A rebound in bad debts is the biggest risk facing Australia's big banks as a divergence emerges in earnings potential between business and retail lenders, Credit Suisse says.
Bank profits jumped to record levels in fiscal 2010 thanks to heavy falls in bad debts that cut profits in 2009 during the global financial crisis.
All four major banks continued their record profit run in the first half of fiscal 2011, last week reporting more modest declines in bad debts - which almost halved on the previous corresponding period at Westpac.
But now Australia's multi-speed economy, characterised by recent natural disasters amid a mining boom, threatens to reverse the fall in bad debts, Credit Suisse bank analysts James Ellis and Jarrod Martin say.

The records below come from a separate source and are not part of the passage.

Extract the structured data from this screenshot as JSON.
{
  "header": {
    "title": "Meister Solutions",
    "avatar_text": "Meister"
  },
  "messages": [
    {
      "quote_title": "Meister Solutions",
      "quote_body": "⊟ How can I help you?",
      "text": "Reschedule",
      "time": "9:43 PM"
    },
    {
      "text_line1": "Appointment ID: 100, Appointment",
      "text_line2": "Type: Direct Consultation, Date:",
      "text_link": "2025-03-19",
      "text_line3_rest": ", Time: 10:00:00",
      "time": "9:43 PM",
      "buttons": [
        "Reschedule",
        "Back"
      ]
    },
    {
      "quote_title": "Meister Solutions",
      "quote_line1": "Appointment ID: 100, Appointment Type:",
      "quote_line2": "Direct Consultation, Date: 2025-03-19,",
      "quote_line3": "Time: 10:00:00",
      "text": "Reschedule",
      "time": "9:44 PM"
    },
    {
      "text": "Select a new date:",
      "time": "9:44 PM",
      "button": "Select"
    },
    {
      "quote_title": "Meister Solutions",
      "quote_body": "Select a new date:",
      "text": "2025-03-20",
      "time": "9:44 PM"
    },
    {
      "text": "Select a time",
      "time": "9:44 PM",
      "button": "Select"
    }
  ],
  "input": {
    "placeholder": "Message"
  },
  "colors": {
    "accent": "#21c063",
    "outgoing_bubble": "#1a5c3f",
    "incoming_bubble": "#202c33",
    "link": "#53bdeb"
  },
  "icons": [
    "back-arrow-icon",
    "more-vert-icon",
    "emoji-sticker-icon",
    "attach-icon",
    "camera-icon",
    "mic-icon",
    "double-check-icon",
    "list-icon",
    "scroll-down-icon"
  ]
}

"Bad debt charges are normalising ... but not normalising at the pace which you've been seeing in the last couple of years, (with) the impact of ... a multi-speed economy coming through," Mr Ellis told reporters on Thursday.
Mortgage arrears also ticked up for ANZ Banking Group, Westpac and Commonwealth Bank (CBA) during the first half of fiscal 2011, and could climb higher with rising interest rates, he said.
"The seasonality effect will fade, but then you've got what is a more enduring impact of the higher repayment burden which is not going away."
Cost management, rather than revenue growth, drove banks' interim underlying profits between four and eight per cent higher compared to the September 2010 half.
Underlying profits exclude bad debt provisions, and Credit Suisse expects the growth to continue but only if credit growth tracks higher.
Against that backdrop, the broker sees a divergence in earnings potential between domestically-focused, mortgage lending giants CBA and Westpac and their southern rivals.
Melbourne-based ANZ and National Australia Bank (NAB) are more exposed to business lending and run much smaller home loan books.
"There's a clear demarcation between a corporate-orientated versus a retail-orientated bank," Mr Ellis said.
NAB, Australia's biggest business lender, is the broker's preferred stock due to its heavy leverage to business lending growth which stuttered back to life in the last two months to overtake growth in mortgage lending.
But the uptick in business lending would take 12 months before the full impact hits NAB's bottom line, Mr Ellis said.
NAB delivered the best interim result, had stronger balance sheet momentum than its rivals and was yet to see its net interest margin (NIM) suffer from undercutting competitors' mortgages to grab market share, Mr Ellis said.
Its true test would be whether its current NIM was maintained, he added.
ANZ's Asia strategy makes it a high growth-oriented bank, which may produce lower return on equity (ROE), a measure of profitability.
"You're beginning to see that, whereas NAB is just your recovery or self-help story," Credit Suisse's Mr Martin said.
Domestic fund managers who previously saw ANZ's expansion plan as a "graveyard for bank capital in the overseas expansion are now much less resistant", Mr Ellis said.
By contrast, Credit Suisse sees CBA and Westpac as lower growth, higher ROE banks hamstrung by their large exposure to mortgages.
Rising house prices fuelled home lending growth to an average annual growth rate of between 11 and 12 per cent over the past 20 years, and the rate never fell below eight per cent.
It is now running at six per cent, making the business environment tougher for CBA and Westpac, which both lost mortgage market share to NAB over the past six months.